# Assignment
Don't include any picture when you restate the data word for word.
☆ ☆ ☆ ☆
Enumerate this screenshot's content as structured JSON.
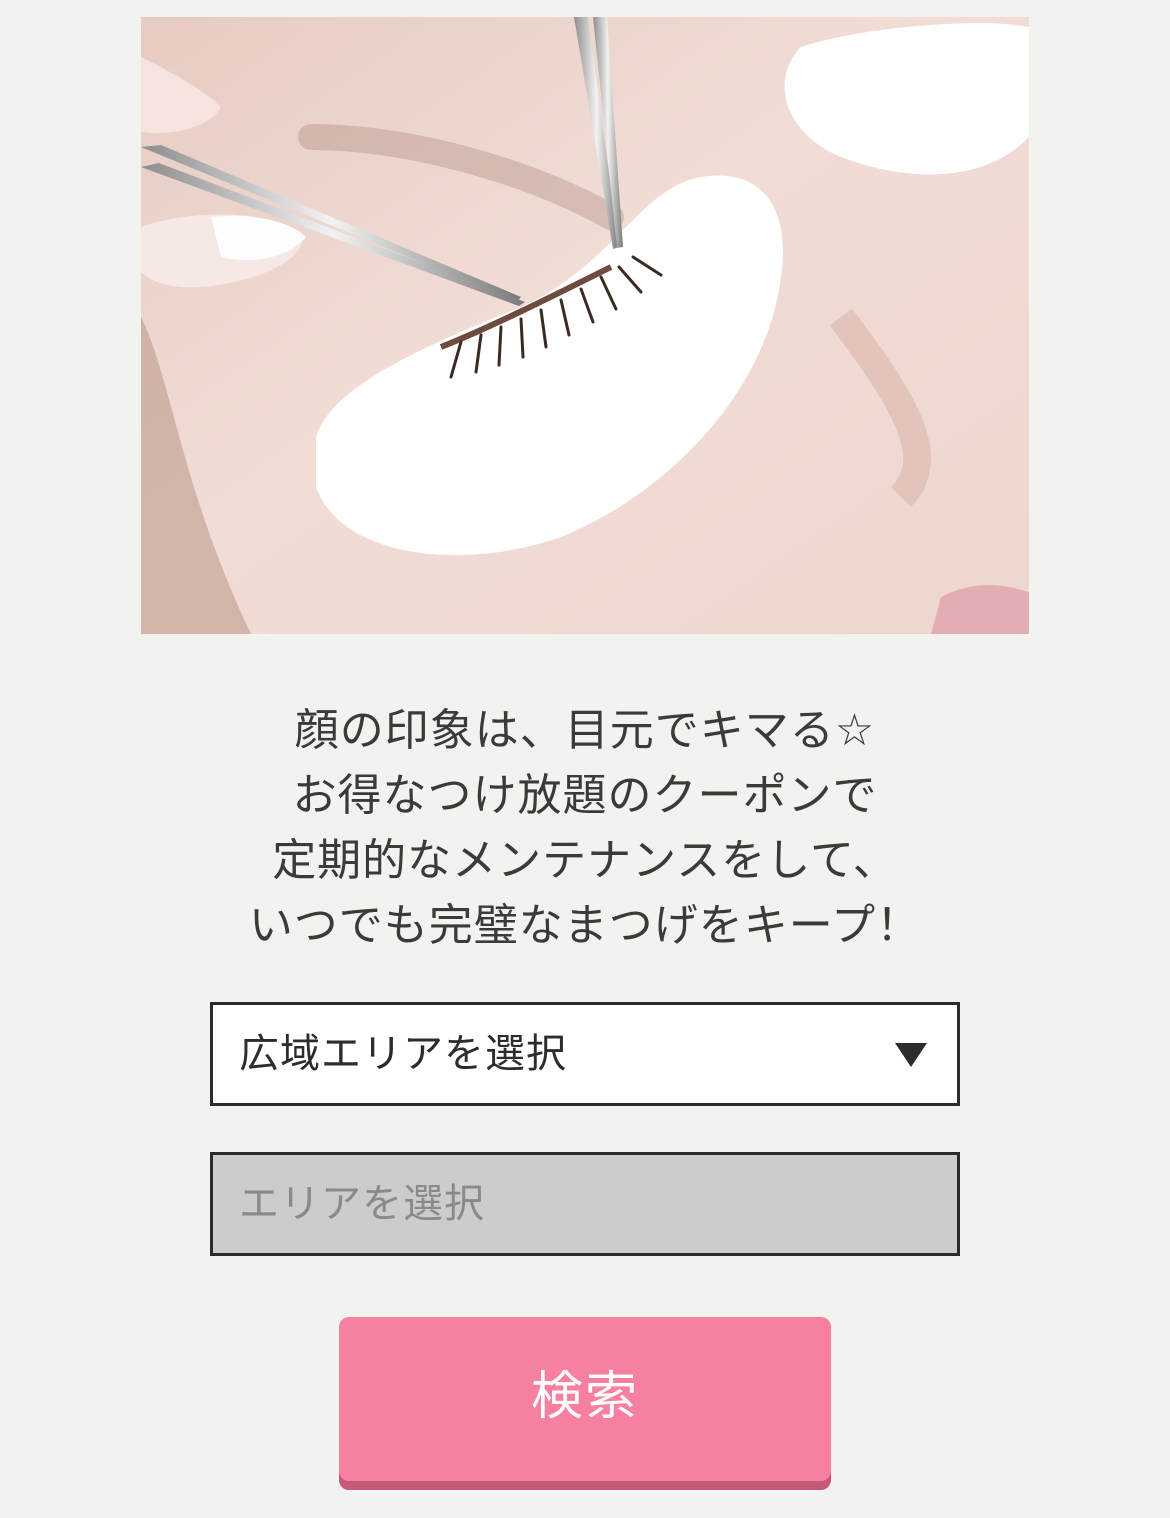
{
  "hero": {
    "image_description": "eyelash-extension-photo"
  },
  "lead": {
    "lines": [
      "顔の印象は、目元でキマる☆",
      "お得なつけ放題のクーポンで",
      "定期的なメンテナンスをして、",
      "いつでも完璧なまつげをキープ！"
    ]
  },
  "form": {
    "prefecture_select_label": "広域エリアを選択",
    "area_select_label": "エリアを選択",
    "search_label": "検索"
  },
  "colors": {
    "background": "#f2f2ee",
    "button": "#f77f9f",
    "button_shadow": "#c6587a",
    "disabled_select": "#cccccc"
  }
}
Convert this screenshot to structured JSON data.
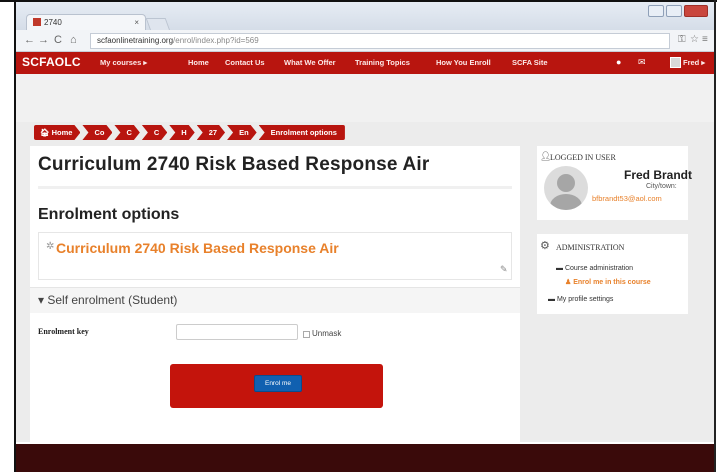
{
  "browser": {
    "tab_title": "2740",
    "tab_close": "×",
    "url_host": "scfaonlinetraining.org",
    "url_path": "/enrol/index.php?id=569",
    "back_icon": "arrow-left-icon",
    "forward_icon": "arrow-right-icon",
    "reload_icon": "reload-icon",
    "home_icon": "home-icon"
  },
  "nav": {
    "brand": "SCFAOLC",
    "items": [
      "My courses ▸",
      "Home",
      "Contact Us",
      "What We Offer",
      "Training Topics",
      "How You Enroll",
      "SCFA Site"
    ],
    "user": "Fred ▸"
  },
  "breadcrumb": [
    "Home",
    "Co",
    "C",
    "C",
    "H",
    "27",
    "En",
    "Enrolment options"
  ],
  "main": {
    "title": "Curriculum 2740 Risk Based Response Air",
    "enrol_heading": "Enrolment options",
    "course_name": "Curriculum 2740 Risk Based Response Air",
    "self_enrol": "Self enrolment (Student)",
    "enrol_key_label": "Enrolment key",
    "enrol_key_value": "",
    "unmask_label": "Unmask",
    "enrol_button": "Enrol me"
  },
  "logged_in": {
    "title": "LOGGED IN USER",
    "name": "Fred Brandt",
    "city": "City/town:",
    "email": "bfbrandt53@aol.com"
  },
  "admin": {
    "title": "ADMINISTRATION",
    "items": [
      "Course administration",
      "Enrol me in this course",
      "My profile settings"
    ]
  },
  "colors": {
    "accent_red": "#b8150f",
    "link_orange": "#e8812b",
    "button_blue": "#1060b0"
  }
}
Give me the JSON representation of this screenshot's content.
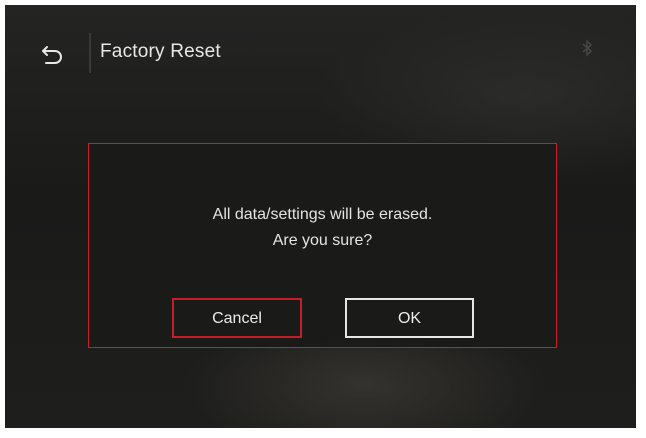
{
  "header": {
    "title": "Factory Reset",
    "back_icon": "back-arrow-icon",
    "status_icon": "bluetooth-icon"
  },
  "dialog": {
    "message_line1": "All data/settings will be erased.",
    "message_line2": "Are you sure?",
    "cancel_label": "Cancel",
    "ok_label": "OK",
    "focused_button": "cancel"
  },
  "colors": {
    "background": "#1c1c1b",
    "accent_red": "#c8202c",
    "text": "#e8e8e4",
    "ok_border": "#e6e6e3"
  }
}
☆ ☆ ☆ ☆
# Response below
Enumerate this screenshot's content as structured JSON.
{
  "hero": {
    "image_description": "eyelash-extension-photo"
  },
  "lead": {
    "lines": [
      "顔の印象は、目元でキマる☆",
      "お得なつけ放題のクーポンで",
      "定期的なメンテナンスをして、",
      "いつでも完璧なまつげをキープ！"
    ]
  },
  "form": {
    "prefecture_select_label": "広域エリアを選択",
    "area_select_label": "エリアを選択",
    "search_label": "検索"
  },
  "colors": {
    "background": "#f2f2ee",
    "button": "#f77f9f",
    "button_shadow": "#c6587a",
    "disabled_select": "#cccccc"
  }
}
Convert this screenshot to structured JSON data.
{
  "browser": {
    "tab_title": "2740",
    "tab_close": "×",
    "url_host": "scfaonlinetraining.org",
    "url_path": "/enrol/index.php?id=569",
    "back_icon": "arrow-left-icon",
    "forward_icon": "arrow-right-icon",
    "reload_icon": "reload-icon",
    "home_icon": "home-icon"
  },
  "nav": {
    "brand": "SCFAOLC",
    "items": [
      "My courses ▸",
      "Home",
      "Contact Us",
      "What We Offer",
      "Training Topics",
      "How You Enroll",
      "SCFA Site"
    ],
    "user": "Fred ▸"
  },
  "breadcrumb": [
    "Home",
    "Co",
    "C",
    "C",
    "H",
    "27",
    "En",
    "Enrolment options"
  ],
  "main": {
    "title": "Curriculum 2740 Risk Based Response Air",
    "enrol_heading": "Enrolment options",
    "course_name": "Curriculum 2740 Risk Based Response Air",
    "self_enrol": "Self enrolment (Student)",
    "enrol_key_label": "Enrolment key",
    "enrol_key_value": "",
    "unmask_label": "Unmask",
    "enrol_button": "Enrol me"
  },
  "logged_in": {
    "title": "LOGGED IN USER",
    "name": "Fred Brandt",
    "city": "City/town:",
    "email": "bfbrandt53@aol.com"
  },
  "admin": {
    "title": "ADMINISTRATION",
    "items": [
      "Course administration",
      "Enrol me in this course",
      "My profile settings"
    ]
  },
  "colors": {
    "accent_red": "#b8150f",
    "link_orange": "#e8812b",
    "button_blue": "#1060b0"
  }
}
Give me the JSON representation of this screenshot's content.
{
  "header": {
    "title": "Factory Reset",
    "back_icon": "back-arrow-icon",
    "status_icon": "bluetooth-icon"
  },
  "dialog": {
    "message_line1": "All data/settings will be erased.",
    "message_line2": "Are you sure?",
    "cancel_label": "Cancel",
    "ok_label": "OK",
    "focused_button": "cancel"
  },
  "colors": {
    "background": "#1c1c1b",
    "accent_red": "#c8202c",
    "text": "#e8e8e4",
    "ok_border": "#e6e6e3"
  }
}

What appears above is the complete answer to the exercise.